While grinding out something new like MankatoLIFE, it’s a huge encouragement to occasionally, very occasionally, run into a kindred spirit with the potential to have an impact on the project at hand.
Meeting Mike Lagerquist was one of those occasions.
On the heels of this introductory story, MankatoLIFE will be publishing the first installment of a new regular column. We’re describing that column like so, “ARTchitecture is a regular feature by Mike Lagerquist. Mike highlights Mankato Area public artwork that has become part of the landscape as well as spotlighting architecturally significant local buildings — both existing and no longer standing.”
People [of Mankato] don’t wait for someone else to start something. They go out and create it! It also applies to the many things you can get involved with. It’s all possible here!

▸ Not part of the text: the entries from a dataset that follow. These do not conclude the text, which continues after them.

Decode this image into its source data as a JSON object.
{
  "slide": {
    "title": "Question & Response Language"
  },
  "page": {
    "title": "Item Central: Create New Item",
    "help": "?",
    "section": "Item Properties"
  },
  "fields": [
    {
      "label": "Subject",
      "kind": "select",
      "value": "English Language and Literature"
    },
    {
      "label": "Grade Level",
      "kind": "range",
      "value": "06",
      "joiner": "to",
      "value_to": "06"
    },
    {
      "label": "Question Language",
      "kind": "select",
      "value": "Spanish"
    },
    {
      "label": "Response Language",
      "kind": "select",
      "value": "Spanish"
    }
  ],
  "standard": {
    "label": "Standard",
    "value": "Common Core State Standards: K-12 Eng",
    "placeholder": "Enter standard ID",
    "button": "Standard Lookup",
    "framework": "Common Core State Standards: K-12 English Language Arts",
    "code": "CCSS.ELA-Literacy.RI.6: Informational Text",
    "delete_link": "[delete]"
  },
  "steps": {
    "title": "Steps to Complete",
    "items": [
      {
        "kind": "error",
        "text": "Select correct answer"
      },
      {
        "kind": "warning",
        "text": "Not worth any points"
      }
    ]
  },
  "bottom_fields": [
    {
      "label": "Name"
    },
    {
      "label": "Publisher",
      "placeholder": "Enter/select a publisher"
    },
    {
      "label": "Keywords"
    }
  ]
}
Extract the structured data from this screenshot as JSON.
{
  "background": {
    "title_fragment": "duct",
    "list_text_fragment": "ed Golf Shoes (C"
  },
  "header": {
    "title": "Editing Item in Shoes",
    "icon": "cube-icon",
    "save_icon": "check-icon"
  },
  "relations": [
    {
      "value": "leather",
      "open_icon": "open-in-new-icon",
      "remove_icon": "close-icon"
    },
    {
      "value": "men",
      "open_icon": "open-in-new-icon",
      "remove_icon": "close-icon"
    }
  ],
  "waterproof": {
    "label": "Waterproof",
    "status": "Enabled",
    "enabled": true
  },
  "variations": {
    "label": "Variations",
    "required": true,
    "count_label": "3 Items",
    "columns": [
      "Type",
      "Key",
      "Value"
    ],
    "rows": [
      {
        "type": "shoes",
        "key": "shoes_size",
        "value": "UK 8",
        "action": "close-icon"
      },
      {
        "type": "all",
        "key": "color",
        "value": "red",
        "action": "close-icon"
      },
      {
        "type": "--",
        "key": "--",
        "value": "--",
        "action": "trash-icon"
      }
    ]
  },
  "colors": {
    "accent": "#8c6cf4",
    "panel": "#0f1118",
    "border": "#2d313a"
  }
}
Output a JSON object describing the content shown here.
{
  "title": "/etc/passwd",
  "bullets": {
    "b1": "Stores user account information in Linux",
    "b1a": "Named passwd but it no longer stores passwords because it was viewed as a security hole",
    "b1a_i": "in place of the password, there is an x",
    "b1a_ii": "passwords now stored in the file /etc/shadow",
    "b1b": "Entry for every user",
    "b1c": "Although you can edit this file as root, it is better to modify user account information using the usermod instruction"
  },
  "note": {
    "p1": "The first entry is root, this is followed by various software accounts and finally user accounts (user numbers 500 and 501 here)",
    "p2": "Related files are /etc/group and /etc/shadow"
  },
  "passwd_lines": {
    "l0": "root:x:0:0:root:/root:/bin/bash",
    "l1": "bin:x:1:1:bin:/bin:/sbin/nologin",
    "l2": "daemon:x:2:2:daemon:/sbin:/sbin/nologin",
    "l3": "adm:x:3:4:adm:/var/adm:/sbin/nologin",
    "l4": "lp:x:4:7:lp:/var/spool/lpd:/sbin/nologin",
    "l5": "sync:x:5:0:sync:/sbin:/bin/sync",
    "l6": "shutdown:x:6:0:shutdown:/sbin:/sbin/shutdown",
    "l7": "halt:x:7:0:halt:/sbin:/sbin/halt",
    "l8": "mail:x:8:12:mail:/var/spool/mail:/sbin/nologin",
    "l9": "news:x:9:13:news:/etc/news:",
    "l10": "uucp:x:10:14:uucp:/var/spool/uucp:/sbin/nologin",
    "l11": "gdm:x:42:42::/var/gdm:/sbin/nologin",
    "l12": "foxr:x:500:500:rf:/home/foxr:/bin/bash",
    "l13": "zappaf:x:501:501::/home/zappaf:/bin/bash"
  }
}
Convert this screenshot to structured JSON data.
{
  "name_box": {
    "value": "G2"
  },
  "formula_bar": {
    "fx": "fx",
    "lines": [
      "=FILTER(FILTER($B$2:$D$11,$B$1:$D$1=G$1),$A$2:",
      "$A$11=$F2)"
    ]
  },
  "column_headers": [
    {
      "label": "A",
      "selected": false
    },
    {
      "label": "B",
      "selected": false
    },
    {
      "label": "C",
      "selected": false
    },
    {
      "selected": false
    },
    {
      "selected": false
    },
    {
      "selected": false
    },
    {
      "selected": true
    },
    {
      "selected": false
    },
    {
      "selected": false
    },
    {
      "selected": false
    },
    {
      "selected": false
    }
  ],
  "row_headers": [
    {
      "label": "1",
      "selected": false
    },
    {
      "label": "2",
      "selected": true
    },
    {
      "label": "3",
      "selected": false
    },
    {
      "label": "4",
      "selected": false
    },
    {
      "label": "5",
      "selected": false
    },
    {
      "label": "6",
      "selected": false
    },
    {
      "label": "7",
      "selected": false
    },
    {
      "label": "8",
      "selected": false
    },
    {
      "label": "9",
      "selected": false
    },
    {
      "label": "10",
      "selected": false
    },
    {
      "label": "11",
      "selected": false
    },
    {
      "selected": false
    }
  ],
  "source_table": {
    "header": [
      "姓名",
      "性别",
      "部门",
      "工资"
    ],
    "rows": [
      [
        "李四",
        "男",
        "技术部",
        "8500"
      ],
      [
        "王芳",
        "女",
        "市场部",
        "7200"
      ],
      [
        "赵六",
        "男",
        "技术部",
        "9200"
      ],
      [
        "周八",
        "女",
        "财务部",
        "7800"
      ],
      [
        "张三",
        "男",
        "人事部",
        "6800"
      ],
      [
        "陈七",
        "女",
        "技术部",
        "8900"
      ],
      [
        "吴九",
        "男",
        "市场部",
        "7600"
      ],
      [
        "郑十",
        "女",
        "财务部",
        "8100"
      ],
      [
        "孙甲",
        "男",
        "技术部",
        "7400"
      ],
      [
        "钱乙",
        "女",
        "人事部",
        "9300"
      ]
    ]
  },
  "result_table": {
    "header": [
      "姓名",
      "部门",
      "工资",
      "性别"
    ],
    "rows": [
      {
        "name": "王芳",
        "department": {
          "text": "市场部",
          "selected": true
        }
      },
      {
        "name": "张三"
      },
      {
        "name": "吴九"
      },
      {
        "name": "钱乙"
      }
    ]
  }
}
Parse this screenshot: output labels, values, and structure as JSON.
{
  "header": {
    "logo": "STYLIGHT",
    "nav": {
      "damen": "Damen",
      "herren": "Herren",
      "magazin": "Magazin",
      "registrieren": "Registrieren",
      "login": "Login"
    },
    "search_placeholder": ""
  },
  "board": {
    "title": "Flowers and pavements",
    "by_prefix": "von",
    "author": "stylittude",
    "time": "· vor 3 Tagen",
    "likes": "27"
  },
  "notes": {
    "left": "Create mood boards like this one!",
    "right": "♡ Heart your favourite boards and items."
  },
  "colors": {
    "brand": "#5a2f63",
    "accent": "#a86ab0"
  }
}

“I’ve spent a lot of Saturday afternoons at the Blue Earth County Historical Society and I’ve collected a lot of information that’s just sitting on my computer hard drive,” he said about the motivation for the column. “I want to be able to share that with people, so they know that building they walk past every day, what it used to be. That type of thing adds context to your life because we’re all just passing through.”
If you’ve been around the Mankato area for any length of time, you’ve most likely had an encounter with Lagerquist, a life-long resident of the region. For many years his byline appeared in area newspapers. He was the Director of Public Relations for MSU’s Department of Theatre and Dance for almost 16 years. His current paying gig is with VINE Faith in Action.
The chances are high, though, that you’ve run into him in one of his many volunteer activities. “Volunteering gives me great satisfaction,” he said. “I work with the Mankato Kiwanis Club — where I’m currently vice president — on Thunder of Drums, Kiwanis Holiday Lights, and in many other ways. I love to help take down and install the CityArt Sculpture pieces. I have volunteered for the last several years at MSU commencement ceremonies. It’s a great way to contribute to your community.”
It’s fitting that Lagerquist would find his way to contributing to MankatoLIFE. Though he never got to his thesis, he completed the coursework for an MFA in Creative writing. Additionally, he was an active contributor to one of two previous regional arts and culture publications, Applauze. Both Applauze and the other publication, Static, influenced the founding of this publication.
“I have always been a writer,” Lagerquist said. “After summer days spent at Minnesota Vikings training camps, I often sat down at my mother’s old Royal typewriter to recreate player information to share with friends. In high school, I chose working on the newspaper over taking the final architectural drafting class, thus setting the course for the next couple of decades of my life. In junior high school I wrote poems about each of my teachers. I don’t remember not writing. When I’ve strayed from it, I always get pulled back.”
Arts & Culture Hat
Lagerquist has been integral to the larger cultural community in many ways. Much of his work at the newspapers was art related. “I am a supporter of the arts in every form,” he said. “I’ve walked the boards and sat on the board for the Merely Players Community Theatre; was on the board for Twin Rivers Council for the Arts; and served on multiple task forces for everything from the Post Office redevelopment to the Mankato Civic Center.”
With many Merely Players, Highland Summer Theatre, and other productions under his belt, he’s no stranger to standing in front of an audience. “I don’t learn lines as well as I used to — and even that wasn’t very well, but I love to do interactive improvisation. I have no fear of emceeing events in front of friends and strangers,” he said.
Lagerquist isn’t shy about encouraging others to get involved, “Want to learn what something is really all about? Get out there and do it,” he said.
Lagerquist is clear on how he feels about the Greater Mankato Area, “It comes down to one simple phrase, Mankato is Home,” he said. “I feel connected to the place because of the things that I’ve done through my time here and I feel comfortable, I love to go out and run into people that I know. I love to have the opportunity to take my passions whatever they may be and utilize them to help what’s happening in Mankato and make it a better place.”
“Mankato is a generous community,” he continued. “That goes not only in the traditional sense — people coming forward to make good things happen through donations of time, talent and money — but also with the wealth of talent being shared on so many different levels. This has become so much more apparent in the last decade and a half. People don’t wait for someone else to start something. They go out and create it! It also applies to the many things you can get involved with. It’s all possible here!”
Finally, Lagerquist summed up his role in the community, “I can see the potential and I know the history of it and I want to put those things together and create a brighter future.”